▶ Required action: What the task requires is each entry, restated exactly.

○ ○ ○ ○ ○ ○ ○

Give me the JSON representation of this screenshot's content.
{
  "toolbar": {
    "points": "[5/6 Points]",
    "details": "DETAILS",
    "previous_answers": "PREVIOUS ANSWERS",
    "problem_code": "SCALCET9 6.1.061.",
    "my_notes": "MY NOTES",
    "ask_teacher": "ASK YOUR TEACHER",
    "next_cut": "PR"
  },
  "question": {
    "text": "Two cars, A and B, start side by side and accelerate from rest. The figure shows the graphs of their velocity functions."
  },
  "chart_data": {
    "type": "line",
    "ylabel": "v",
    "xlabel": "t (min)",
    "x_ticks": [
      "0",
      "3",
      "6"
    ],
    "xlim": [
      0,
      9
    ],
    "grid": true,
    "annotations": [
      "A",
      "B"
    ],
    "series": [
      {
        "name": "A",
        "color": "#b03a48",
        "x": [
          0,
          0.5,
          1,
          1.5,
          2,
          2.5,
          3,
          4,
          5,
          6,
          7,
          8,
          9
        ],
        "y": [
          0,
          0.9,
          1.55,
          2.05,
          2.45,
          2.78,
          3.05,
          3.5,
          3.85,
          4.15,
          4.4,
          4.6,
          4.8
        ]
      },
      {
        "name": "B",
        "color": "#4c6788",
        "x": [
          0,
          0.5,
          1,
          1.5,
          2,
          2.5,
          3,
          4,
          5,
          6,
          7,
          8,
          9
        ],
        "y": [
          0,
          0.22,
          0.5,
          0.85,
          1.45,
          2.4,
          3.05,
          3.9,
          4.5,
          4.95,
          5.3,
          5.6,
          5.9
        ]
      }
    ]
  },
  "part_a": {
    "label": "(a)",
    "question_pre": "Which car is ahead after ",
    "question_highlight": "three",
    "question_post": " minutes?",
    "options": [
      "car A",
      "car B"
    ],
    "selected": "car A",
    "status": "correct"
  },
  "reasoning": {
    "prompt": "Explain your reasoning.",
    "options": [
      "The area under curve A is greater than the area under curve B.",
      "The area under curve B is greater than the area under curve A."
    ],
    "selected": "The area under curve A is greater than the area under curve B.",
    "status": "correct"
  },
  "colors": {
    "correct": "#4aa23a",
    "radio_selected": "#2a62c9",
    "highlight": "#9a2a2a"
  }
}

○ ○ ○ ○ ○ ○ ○

▶ Expected output:
Give me the JSON representation of this screenshot's content.
{
  "toolbar": {
    "points": "[5/6 Points]",
    "details": "DETAILS",
    "previous_answers": "PREVIOUS ANSWERS",
    "problem_code": "SCALCET9 6.1.061.",
    "my_notes": "MY NOTES",
    "ask_teacher": "ASK YOUR TEACHER",
    "next_cut": "PR"
  },
  "question": {
    "text": "Two cars, A and B, start side by side and accelerate from rest. The figure shows the graphs of their velocity functions."
  },
  "chart_data": {
    "type": "line",
    "ylabel": "v",
    "xlabel": "t (min)",
    "x_ticks": [
      "0",
      "3",
      "6"
    ],
    "xlim": [
      0,
      9
    ],
    "grid": true,
    "annotations": [
      "A",
      "B"
    ],
    "series": [
      {
        "name": "A",
        "color": "#b03a48",
        "x": [
          0,
          0.5,
          1,
          1.5,
          2,
          2.5,
          3,
          4,
          5,
          6,
          7,
          8,
          9
        ],
        "y": [
          0,
          0.9,
          1.55,
          2.05,
          2.45,
          2.78,
          3.05,
          3.5,
          3.85,
          4.15,
          4.4,
          4.6,
          4.8
        ]
      },
      {
        "name": "B",
        "color": "#4c6788",
        "x": [
          0,
          0.5,
          1,
          1.5,
          2,
          2.5,
          3,
          4,
          5,
          6,
          7,
          8,
          9
        ],
        "y": [
          0,
          0.22,
          0.5,
          0.85,
          1.45,
          2.4,
          3.05,
          3.9,
          4.5,
          4.95,
          5.3,
          5.6,
          5.9
        ]
      }
    ]
  },
  "part_a": {
    "label": "(a)",
    "question_pre": "Which car is ahead after ",
    "question_highlight": "three",
    "question_post": " minutes?",
    "options": [
      "car A",
      "car B"
    ],
    "selected": "car A",
    "status": "correct"
  },
  "reasoning": {
    "prompt": "Explain your reasoning.",
    "options": [
      "The area under curve A is greater than the area under curve B.",
      "The area under curve B is greater than the area under curve A."
    ],
    "selected": "The area under curve A is greater than the area under curve B.",
    "status": "correct"
  },
  "colors": {
    "correct": "#4aa23a",
    "radio_selected": "#2a62c9",
    "highlight": "#9a2a2a"
  }
}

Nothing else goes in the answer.